Other poems in this section include short, fun pieces such as “SOMEBODY,” which consists of the sole line “’s baby over here!”and straightforward vignettes like “Child, Summer is Dying.” These poems make for a refreshing contrast to the bulk of the work, which is far denser. Wordplay and consonance is often prioritized at the expense of coherence, which makes for a lively read but one that leaves little lasting impression. Consider the poem “LOVER,” which closes out with the following lines:

you are good, as opposed to me – it communicates the merry-go-round, the merry one. no offense – bruisen ganglia – a gang of blue – no – hydrangea – defense as gangrene.

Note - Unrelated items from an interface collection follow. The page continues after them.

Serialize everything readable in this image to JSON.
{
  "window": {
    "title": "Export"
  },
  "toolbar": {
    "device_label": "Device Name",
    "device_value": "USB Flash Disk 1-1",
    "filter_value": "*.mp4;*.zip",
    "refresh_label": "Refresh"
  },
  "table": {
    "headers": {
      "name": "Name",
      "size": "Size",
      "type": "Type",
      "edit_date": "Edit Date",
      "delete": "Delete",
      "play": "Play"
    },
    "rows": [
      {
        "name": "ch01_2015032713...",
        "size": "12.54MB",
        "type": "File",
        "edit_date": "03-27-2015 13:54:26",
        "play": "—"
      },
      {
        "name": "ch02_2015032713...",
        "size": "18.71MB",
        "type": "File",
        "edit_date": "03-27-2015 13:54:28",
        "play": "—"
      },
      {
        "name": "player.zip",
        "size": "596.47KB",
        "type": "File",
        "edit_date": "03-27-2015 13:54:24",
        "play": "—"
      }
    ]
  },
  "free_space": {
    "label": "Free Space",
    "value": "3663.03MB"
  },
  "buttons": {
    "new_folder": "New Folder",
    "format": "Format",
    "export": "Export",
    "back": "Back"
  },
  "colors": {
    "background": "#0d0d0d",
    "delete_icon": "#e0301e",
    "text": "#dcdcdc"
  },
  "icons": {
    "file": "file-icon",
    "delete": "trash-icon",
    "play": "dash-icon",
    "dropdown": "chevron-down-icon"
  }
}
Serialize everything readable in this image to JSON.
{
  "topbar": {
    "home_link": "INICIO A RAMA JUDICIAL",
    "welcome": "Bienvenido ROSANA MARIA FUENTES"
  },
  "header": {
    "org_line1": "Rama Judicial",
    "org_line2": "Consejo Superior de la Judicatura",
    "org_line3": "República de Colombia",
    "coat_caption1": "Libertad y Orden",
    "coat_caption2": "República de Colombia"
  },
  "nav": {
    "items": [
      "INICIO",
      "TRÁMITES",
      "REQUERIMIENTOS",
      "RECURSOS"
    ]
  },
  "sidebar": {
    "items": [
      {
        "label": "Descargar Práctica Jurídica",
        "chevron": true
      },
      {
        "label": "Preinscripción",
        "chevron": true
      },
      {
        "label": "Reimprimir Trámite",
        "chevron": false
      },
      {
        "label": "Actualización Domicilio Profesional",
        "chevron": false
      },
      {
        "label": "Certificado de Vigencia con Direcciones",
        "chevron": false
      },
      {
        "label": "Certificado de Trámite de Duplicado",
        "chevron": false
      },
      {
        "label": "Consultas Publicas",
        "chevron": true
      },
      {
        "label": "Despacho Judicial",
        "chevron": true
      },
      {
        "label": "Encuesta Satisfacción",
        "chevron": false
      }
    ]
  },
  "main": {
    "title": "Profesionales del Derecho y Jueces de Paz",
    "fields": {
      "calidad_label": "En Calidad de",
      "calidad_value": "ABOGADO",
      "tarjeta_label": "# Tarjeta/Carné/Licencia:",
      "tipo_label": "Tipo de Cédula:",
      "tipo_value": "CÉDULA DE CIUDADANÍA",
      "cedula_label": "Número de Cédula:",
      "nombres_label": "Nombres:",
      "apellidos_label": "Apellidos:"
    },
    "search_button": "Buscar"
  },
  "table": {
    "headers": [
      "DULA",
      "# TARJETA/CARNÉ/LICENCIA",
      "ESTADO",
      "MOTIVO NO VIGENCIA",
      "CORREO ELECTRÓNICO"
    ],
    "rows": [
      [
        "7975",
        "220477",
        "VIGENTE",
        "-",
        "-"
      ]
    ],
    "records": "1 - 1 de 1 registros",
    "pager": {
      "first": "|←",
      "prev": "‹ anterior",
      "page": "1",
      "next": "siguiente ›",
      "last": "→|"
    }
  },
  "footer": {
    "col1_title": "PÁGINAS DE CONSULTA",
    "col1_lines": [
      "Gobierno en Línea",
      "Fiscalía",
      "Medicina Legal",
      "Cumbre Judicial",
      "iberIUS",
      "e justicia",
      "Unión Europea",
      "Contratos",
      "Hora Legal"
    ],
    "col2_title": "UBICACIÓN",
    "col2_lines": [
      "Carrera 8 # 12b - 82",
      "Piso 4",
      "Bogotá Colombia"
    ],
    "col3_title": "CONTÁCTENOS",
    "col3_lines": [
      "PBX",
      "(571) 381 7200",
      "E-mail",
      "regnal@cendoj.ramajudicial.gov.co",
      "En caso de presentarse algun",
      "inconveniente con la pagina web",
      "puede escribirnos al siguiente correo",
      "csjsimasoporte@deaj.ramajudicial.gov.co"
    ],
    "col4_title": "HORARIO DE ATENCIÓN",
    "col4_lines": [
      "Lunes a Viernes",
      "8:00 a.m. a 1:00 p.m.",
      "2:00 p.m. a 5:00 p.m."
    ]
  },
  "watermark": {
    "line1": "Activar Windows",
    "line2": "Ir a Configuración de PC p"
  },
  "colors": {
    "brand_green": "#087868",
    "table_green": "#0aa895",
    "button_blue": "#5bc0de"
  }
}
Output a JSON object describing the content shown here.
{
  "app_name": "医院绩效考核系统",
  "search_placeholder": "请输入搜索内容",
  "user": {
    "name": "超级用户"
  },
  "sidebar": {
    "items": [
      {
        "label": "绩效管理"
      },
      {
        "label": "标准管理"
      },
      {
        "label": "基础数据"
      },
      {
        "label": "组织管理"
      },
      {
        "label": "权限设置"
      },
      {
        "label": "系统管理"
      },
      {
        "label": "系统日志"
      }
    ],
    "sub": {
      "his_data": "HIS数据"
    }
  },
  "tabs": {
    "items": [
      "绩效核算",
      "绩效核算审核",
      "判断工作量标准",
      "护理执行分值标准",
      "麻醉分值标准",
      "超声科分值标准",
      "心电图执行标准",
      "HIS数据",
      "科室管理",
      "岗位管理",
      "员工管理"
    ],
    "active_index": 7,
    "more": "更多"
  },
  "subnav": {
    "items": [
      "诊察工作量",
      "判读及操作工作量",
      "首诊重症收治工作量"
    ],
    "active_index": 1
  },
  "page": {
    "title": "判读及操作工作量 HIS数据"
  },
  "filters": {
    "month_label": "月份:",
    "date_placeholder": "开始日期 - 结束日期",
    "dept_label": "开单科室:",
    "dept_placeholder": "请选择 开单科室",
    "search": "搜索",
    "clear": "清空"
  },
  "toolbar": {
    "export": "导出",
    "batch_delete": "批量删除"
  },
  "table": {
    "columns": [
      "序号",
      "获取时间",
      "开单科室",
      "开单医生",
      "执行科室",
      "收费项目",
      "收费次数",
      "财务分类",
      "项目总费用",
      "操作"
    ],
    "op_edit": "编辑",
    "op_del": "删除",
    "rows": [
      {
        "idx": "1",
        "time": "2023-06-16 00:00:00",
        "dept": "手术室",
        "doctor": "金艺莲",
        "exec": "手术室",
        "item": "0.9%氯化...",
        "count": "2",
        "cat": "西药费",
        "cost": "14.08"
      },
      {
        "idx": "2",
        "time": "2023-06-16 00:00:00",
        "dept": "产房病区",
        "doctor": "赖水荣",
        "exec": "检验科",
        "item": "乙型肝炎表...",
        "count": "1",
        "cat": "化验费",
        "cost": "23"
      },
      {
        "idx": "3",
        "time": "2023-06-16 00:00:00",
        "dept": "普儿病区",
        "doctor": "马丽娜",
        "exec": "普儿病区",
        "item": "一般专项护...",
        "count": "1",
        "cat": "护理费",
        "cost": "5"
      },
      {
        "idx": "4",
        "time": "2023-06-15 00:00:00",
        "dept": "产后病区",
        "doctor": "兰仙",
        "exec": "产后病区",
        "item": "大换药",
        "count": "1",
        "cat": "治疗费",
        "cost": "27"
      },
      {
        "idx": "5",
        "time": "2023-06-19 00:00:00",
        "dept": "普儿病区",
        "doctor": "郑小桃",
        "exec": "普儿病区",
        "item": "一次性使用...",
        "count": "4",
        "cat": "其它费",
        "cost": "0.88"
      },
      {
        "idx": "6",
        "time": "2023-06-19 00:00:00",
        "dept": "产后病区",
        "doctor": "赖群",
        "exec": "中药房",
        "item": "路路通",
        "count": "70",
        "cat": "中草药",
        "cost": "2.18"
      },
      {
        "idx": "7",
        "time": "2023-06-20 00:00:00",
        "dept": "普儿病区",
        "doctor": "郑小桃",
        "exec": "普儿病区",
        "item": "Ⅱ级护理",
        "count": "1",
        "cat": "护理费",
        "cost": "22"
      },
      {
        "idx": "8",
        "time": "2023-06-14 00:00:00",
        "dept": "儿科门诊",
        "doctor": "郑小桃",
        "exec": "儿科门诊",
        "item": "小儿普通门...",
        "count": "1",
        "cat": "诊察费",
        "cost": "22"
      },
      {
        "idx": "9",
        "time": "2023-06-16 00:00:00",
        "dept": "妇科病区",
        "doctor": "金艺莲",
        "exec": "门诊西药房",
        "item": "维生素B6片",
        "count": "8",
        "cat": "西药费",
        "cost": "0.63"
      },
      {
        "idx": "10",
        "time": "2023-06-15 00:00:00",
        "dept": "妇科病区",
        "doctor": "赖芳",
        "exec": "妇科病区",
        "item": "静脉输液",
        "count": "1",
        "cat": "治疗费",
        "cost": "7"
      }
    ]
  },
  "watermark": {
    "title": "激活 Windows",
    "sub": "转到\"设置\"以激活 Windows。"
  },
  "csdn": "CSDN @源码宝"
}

Word salad of this kind permeates the book. The psychedelic imagery that these associations create is fun to explore, and Hsiung’s talent keeps the reader from floating too far out, but it demands time to really parse through and contemplate—more time than I was able to allot for this review. I imagine that repeated reads will be rewarding and will reveal depths that I am currently able only to scrape at—and if not, at least there is joy in the exercise.

The second part of the book consists of longer, more experimental poems that play more heavily with space on the page. This section is even more difficult to penetrate, though readers who make it this far won’t be surprised or turned off. The third and final section, however, presents a significant shift. Here, Hsiung switches to prose, crafting surreal stories in straightforward language. This was my favorite section, although this may reflect my own preference for narrative. Pieces such as “on power,” which tells of tanks that massacre a town, and “Jimmy,” who was “A star that was also a plant,” leave a lasting impression. And while many of the narratives retain their shroud of mystery, recurring characters (zombies, Madame X) lend the notion that there is substance to hold on to, even as lines like “In the gauntlet of marshmallow you pace” keep things pleasantly weird.

In sum, efg is a book of remarkable scope and breadth. Hsiung’s language is engrossing and offers much for readers to engage with on a line-by-line basis. This is a great book to come back to over a long period of time and pore over, each page its own miniature voyage into Hsiung’s imaginative mind.

—Sean Redmond